=== Section Start ===

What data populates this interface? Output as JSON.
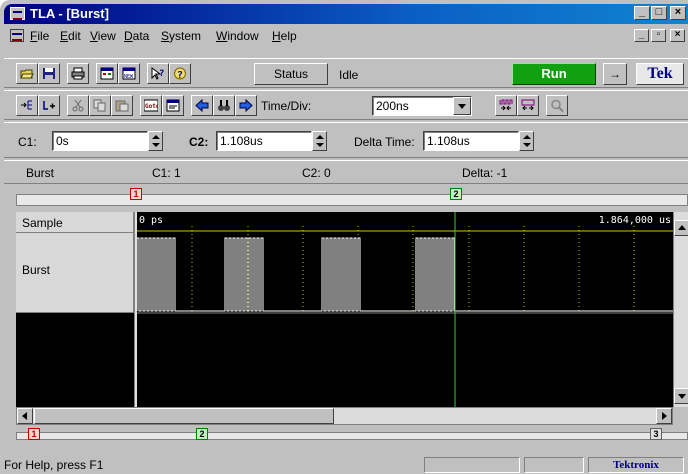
{
  "window": {
    "title": "TLA - [Burst]",
    "controls": {
      "minimize": "_",
      "maximize": "□",
      "close": "×"
    }
  },
  "menubar": {
    "items": [
      {
        "label": "File",
        "accel": "F"
      },
      {
        "label": "Edit",
        "accel": "E"
      },
      {
        "label": "View",
        "accel": "V"
      },
      {
        "label": "Data",
        "accel": "D"
      },
      {
        "label": "System",
        "accel": "S"
      },
      {
        "label": "Window",
        "accel": "W"
      },
      {
        "label": "Help",
        "accel": "H"
      }
    ],
    "doc_controls": {
      "minimize": "_",
      "restore": "▫",
      "close": "×"
    }
  },
  "toolbar1": {
    "buttons": [
      "open-icon",
      "save-icon",
      "print-icon",
      "system-window-icon",
      "new-window-icon",
      "context-help-icon",
      "help-icon"
    ],
    "status_label": "Status",
    "status_value": "Idle",
    "run_label": "Run",
    "run_arrow": "→",
    "brand": "Tek"
  },
  "toolbar2": {
    "buttons": [
      "add-waveform-icon",
      "add-channel-icon",
      "cut-icon",
      "copy-icon",
      "paste-icon",
      "goto-icon",
      "properties-icon",
      "search-back-icon",
      "find-icon",
      "search-forward-icon"
    ],
    "timediv_label": "Time/Div:",
    "timediv_value": "200ns",
    "zoom_buttons": [
      "zoom-in-icon",
      "zoom-out-icon",
      "magnify-icon"
    ]
  },
  "cursor_bar": {
    "c1_label": "C1:",
    "c1_value": "0s",
    "c2_label": "C2:",
    "c2_value": "1.108us",
    "delta_label": "Delta Time:",
    "delta_value": "1.108us"
  },
  "info_bar": {
    "name": "Burst",
    "c1": "C1: 1",
    "c2": "C2: 0",
    "delta": "Delta: -1"
  },
  "waveform": {
    "rows": [
      {
        "name": "Sample"
      },
      {
        "name": "Burst"
      }
    ],
    "time_start": "0 ps",
    "time_end": "1.864,000 us",
    "cursor_labels": {
      "c1": "1",
      "c2": "2",
      "c3": "3"
    },
    "bursts": [
      {
        "start": 0.0,
        "pulses": 10
      },
      {
        "start": 0.165,
        "pulses": 10
      },
      {
        "start": 0.345,
        "pulses": 10
      },
      {
        "start": 0.52,
        "pulses": 10
      }
    ],
    "colors": {
      "signal": "#ffffff",
      "grid": "#c8c800",
      "cursor1": "#ff3333",
      "cursor2": "#33cc33",
      "background": "#000000"
    }
  },
  "statusbar": {
    "help_text": "For Help, press F1",
    "brand": "Tektronix"
  }
}
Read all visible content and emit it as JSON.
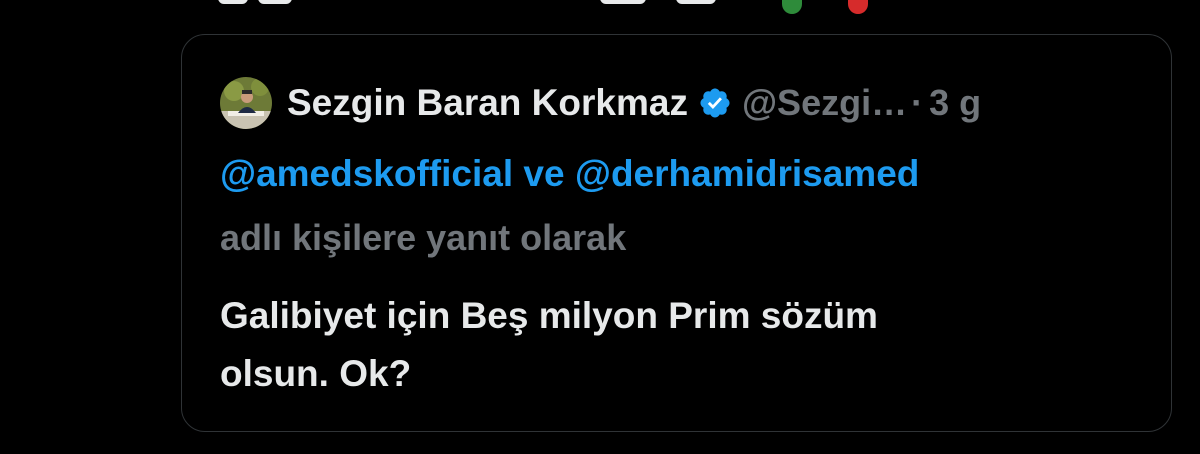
{
  "colors": {
    "background": "#000000",
    "text_primary": "#e7e9ea",
    "text_secondary": "#71767b",
    "link": "#1d9bf0",
    "card_border": "#2f3336",
    "verified_badge": "#1d9bf0"
  },
  "quoted_tweet": {
    "author_name": "Sezgin Baran Korkmaz",
    "verified": true,
    "verified_icon": "verified-badge-icon",
    "handle": "@Sezgi…",
    "separator": "·",
    "timestamp": "3 g",
    "reply_to": {
      "user_1": "@amedskofficial",
      "conjunction": " ve ",
      "user_2": "@derhamidrisamed",
      "suffix": "adlı kişilere yanıt olarak"
    },
    "body_line_1": "Galibiyet için Beş milyon Prim sözüm",
    "body_line_2": "olsun. Ok?"
  }
}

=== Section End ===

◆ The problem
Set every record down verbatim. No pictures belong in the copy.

◆ Solution below
What data populates this interface? Output as JSON.
{
  "window": {
    "title": "TLA - [Burst]",
    "controls": {
      "minimize": "_",
      "maximize": "□",
      "close": "×"
    }
  },
  "menubar": {
    "items": [
      {
        "label": "File",
        "accel": "F"
      },
      {
        "label": "Edit",
        "accel": "E"
      },
      {
        "label": "View",
        "accel": "V"
      },
      {
        "label": "Data",
        "accel": "D"
      },
      {
        "label": "System",
        "accel": "S"
      },
      {
        "label": "Window",
        "accel": "W"
      },
      {
        "label": "Help",
        "accel": "H"
      }
    ],
    "doc_controls": {
      "minimize": "_",
      "restore": "▫",
      "close": "×"
    }
  },
  "toolbar1": {
    "buttons": [
      "open-icon",
      "save-icon",
      "print-icon",
      "system-window-icon",
      "new-window-icon",
      "context-help-icon",
      "help-icon"
    ],
    "status_label": "Status",
    "status_value": "Idle",
    "run_label": "Run",
    "run_arrow": "→",
    "brand": "Tek"
  },
  "toolbar2": {
    "buttons": [
      "add-waveform-icon",
      "add-channel-icon",
      "cut-icon",
      "copy-icon",
      "paste-icon",
      "goto-icon",
      "properties-icon",
      "search-back-icon",
      "find-icon",
      "search-forward-icon"
    ],
    "timediv_label": "Time/Div:",
    "timediv_value": "200ns",
    "zoom_buttons": [
      "zoom-in-icon",
      "zoom-out-icon",
      "magnify-icon"
    ]
  },
  "cursor_bar": {
    "c1_label": "C1:",
    "c1_value": "0s",
    "c2_label": "C2:",
    "c2_value": "1.108us",
    "delta_label": "Delta Time:",
    "delta_value": "1.108us"
  },
  "info_bar": {
    "name": "Burst",
    "c1": "C1: 1",
    "c2": "C2: 0",
    "delta": "Delta: -1"
  },
  "waveform": {
    "rows": [
      {
        "name": "Sample"
      },
      {
        "name": "Burst"
      }
    ],
    "time_start": "0 ps",
    "time_end": "1.864,000 us",
    "cursor_labels": {
      "c1": "1",
      "c2": "2",
      "c3": "3"
    },
    "bursts": [
      {
        "start": 0.0,
        "pulses": 10
      },
      {
        "start": 0.165,
        "pulses": 10
      },
      {
        "start": 0.345,
        "pulses": 10
      },
      {
        "start": 0.52,
        "pulses": 10
      }
    ],
    "colors": {
      "signal": "#ffffff",
      "grid": "#c8c800",
      "cursor1": "#ff3333",
      "cursor2": "#33cc33",
      "background": "#000000"
    }
  },
  "statusbar": {
    "help_text": "For Help, press F1",
    "brand": "Tektronix"
  }
}
Read all visible content and emit it as JSON.
{
  "colors": {
    "background": "#000000",
    "text_primary": "#e7e9ea",
    "text_secondary": "#71767b",
    "link": "#1d9bf0",
    "card_border": "#2f3336",
    "verified_badge": "#1d9bf0"
  },
  "quoted_tweet": {
    "author_name": "Sezgin Baran Korkmaz",
    "verified": true,
    "verified_icon": "verified-badge-icon",
    "handle": "@Sezgi…",
    "separator": "·",
    "timestamp": "3 g",
    "reply_to": {
      "user_1": "@amedskofficial",
      "conjunction": " ve ",
      "user_2": "@derhamidrisamed",
      "suffix": "adlı kişilere yanıt olarak"
    },
    "body_line_1": "Galibiyet için Beş milyon Prim sözüm",
    "body_line_2": "olsun. Ok?"
  }
}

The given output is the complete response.